Mirabella, a proud, insolent lady.
Disdaine (dihs-DAYN) and
Scorne, her tormentors.
Pastorella, a nobleman’s daughter who grows up with shepherds.
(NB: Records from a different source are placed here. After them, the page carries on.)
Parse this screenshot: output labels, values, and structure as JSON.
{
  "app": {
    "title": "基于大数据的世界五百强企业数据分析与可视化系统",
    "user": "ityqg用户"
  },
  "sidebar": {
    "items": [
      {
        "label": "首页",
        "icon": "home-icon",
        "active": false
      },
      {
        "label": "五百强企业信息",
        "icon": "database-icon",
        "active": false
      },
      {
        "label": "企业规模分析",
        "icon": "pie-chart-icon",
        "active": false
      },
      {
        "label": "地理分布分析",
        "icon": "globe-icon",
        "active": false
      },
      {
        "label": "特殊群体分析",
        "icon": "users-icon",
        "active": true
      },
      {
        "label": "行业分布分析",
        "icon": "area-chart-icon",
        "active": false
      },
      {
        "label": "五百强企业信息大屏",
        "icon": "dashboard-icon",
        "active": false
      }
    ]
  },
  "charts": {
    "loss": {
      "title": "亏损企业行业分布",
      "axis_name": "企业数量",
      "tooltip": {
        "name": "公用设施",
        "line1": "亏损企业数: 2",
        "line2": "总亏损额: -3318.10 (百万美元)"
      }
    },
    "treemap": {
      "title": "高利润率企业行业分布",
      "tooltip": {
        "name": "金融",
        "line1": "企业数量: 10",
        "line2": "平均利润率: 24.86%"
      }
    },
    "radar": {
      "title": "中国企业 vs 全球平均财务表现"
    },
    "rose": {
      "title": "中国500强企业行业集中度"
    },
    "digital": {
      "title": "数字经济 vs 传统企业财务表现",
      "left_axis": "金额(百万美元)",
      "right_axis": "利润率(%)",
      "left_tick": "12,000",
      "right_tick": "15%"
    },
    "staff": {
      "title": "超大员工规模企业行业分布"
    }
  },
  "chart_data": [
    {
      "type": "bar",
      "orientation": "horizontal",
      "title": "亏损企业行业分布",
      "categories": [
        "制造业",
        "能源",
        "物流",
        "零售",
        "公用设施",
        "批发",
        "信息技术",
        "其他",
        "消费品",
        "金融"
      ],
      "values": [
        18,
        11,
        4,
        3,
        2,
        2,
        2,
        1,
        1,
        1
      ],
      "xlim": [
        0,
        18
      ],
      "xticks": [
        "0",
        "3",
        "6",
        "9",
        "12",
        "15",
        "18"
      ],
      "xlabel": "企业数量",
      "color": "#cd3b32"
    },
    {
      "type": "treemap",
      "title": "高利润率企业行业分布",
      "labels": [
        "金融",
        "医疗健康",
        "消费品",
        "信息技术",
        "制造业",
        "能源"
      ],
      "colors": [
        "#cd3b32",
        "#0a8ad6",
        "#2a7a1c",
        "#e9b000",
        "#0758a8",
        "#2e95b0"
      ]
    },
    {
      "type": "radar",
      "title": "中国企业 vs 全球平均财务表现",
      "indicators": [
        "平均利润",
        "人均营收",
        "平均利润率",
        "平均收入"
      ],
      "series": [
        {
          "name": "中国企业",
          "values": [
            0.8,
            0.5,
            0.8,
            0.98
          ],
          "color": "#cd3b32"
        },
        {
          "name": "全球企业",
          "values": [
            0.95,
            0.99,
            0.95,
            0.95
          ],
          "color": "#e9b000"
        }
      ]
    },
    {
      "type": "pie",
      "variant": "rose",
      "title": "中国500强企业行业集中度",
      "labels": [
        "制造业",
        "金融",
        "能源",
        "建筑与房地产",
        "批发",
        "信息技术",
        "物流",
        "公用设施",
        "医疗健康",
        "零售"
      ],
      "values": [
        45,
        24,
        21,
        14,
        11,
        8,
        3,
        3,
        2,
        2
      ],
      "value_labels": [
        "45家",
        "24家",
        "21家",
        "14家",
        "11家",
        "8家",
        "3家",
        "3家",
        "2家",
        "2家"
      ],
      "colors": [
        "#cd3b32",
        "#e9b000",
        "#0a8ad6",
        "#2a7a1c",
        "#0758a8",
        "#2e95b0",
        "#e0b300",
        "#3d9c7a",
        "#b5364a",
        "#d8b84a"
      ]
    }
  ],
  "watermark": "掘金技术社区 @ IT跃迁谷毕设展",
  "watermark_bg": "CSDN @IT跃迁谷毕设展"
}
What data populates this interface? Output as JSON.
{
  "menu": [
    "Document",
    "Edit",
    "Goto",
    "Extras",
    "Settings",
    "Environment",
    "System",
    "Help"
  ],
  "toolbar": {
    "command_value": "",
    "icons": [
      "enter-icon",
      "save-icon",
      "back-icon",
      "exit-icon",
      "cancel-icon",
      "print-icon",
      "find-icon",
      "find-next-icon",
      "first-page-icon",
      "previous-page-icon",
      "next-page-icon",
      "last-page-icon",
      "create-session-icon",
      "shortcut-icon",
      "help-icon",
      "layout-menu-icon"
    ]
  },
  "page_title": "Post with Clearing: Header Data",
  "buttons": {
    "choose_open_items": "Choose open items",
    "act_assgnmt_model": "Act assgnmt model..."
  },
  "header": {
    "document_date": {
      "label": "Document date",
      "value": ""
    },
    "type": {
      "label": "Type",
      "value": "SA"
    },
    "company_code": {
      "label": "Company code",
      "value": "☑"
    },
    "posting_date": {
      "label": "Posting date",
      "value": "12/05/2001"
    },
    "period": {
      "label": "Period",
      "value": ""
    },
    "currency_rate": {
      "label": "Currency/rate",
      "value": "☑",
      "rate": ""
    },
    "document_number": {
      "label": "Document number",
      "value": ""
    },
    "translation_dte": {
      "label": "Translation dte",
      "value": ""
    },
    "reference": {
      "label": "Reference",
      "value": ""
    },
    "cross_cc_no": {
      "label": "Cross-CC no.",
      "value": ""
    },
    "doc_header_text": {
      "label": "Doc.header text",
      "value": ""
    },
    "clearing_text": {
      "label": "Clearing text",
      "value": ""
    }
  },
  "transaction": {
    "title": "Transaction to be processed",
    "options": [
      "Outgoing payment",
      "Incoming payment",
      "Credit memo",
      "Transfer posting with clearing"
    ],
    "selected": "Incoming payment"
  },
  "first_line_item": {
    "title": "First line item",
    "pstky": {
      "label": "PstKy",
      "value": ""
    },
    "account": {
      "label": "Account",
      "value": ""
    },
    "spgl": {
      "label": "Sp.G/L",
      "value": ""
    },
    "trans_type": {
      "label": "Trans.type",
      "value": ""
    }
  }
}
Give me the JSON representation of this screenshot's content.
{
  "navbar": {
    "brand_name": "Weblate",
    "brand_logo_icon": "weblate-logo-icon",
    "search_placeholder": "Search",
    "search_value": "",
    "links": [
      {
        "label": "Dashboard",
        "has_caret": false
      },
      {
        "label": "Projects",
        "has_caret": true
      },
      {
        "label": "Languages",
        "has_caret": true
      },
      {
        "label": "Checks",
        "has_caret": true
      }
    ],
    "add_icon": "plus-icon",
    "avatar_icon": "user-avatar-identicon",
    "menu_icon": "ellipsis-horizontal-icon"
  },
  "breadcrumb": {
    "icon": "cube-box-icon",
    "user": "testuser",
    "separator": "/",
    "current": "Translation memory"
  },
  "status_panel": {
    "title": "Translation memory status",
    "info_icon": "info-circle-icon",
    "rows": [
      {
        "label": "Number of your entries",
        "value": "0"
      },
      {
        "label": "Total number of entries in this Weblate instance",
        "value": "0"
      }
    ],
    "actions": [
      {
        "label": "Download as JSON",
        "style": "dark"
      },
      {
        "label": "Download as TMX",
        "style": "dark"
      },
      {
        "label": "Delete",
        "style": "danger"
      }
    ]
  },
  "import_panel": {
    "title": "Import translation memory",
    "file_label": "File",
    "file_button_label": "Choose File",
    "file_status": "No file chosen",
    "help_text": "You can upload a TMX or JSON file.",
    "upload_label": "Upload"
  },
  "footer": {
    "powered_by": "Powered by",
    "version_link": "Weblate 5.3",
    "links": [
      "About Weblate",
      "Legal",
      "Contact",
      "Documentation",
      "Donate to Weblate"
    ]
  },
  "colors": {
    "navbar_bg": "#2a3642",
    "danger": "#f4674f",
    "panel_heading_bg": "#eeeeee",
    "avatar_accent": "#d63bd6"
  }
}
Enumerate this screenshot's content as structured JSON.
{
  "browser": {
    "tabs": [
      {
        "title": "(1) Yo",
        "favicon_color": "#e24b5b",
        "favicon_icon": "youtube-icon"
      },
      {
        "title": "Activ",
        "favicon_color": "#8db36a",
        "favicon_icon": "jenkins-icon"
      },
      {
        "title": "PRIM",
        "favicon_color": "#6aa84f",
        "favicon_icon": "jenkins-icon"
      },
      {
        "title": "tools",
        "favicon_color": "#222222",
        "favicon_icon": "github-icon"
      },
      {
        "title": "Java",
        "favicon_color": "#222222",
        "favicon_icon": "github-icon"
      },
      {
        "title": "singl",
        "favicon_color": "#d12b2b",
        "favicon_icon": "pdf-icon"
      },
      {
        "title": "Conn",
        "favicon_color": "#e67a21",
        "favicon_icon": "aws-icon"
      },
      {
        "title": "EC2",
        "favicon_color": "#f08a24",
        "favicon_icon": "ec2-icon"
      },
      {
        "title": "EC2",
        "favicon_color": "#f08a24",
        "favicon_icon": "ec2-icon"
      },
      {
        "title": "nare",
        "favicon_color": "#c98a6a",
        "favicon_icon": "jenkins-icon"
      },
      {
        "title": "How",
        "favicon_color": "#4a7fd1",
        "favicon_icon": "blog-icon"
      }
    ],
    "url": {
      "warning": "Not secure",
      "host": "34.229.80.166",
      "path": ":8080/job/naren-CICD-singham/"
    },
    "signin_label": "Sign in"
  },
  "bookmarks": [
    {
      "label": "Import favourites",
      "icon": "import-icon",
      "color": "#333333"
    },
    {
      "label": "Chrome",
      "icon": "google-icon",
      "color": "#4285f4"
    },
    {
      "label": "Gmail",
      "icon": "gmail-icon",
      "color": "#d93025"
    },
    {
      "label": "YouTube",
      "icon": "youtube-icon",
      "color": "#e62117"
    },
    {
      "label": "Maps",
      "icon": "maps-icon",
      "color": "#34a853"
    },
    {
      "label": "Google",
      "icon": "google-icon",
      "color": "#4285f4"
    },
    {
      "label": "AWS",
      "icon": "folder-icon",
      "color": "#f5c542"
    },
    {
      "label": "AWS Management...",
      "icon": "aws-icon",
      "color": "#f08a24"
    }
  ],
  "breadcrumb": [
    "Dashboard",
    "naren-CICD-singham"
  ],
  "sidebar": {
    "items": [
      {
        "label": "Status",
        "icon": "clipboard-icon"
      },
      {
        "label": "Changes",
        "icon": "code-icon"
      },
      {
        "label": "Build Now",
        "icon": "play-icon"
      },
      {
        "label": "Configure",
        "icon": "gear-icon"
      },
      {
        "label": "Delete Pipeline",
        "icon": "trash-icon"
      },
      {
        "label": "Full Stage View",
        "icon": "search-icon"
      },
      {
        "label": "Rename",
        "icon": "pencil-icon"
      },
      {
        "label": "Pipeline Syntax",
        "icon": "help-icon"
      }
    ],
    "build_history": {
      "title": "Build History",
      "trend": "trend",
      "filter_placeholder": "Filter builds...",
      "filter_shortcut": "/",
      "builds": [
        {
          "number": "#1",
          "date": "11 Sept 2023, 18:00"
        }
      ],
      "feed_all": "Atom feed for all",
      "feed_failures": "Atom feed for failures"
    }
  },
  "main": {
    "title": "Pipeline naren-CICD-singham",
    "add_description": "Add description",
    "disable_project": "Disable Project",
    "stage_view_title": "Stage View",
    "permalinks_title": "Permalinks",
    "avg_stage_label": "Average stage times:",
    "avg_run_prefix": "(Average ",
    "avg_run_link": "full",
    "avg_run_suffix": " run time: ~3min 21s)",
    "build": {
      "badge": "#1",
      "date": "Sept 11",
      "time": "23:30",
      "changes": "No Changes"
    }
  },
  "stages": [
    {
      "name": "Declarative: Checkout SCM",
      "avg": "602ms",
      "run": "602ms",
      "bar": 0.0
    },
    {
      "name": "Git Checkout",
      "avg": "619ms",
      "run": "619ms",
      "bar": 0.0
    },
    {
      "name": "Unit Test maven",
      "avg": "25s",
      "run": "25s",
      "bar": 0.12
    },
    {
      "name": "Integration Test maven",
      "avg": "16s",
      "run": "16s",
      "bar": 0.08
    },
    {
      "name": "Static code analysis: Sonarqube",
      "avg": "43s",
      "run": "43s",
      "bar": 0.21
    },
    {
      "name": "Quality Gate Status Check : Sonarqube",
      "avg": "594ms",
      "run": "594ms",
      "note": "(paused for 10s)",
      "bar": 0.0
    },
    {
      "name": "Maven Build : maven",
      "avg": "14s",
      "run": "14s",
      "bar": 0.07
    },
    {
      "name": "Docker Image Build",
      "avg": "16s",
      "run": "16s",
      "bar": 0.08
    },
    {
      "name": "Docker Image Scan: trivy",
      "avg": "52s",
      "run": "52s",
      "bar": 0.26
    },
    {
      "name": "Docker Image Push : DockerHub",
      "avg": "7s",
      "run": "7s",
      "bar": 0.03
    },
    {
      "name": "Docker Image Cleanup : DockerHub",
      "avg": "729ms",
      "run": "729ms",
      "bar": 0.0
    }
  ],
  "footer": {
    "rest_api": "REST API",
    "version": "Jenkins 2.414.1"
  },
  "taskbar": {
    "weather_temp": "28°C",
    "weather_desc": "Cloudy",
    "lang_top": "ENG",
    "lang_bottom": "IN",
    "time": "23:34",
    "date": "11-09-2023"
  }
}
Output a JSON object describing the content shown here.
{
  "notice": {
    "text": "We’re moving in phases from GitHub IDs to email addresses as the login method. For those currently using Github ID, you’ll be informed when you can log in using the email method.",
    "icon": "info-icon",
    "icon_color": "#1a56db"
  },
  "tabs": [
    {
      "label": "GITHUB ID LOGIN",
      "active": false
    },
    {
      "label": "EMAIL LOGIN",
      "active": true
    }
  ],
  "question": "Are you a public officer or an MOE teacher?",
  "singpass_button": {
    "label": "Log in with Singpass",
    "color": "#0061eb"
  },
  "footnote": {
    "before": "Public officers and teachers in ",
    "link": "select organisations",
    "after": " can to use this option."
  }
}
Calidore falls in love with her and with her rustic life.
Meliboee (MEHL-ih-bee), her wise foster father, who warns Calidore that happiness is not to be found in one place or another but in oneself.
Coridon (KOHR-ih-don), Pastorella’s shepherd admirer.
Colin Clout, a shepherd poet who pipes to the graces on Mount Acidale.
Sir Bellamour, Calidore’s friend and Pastorella’s father.
Claribell, his wife.
Melissa, her maid, who discovers Pastorella’s true identity.
Mutability, a proud Titaness who challenges the power of Cynthia, the moon goddess.
Cynthia, her rival.
Mercury, the messenger of the gods.
Jove, the king of the gods.
Mollana, a nymph and an Irish river.
Faunus (FAW-nuhs), a satyr who pursues her.
Dame Nature, a great veiled figure who hears Mutability’s arguments and judges, finally, that order reigns in all change.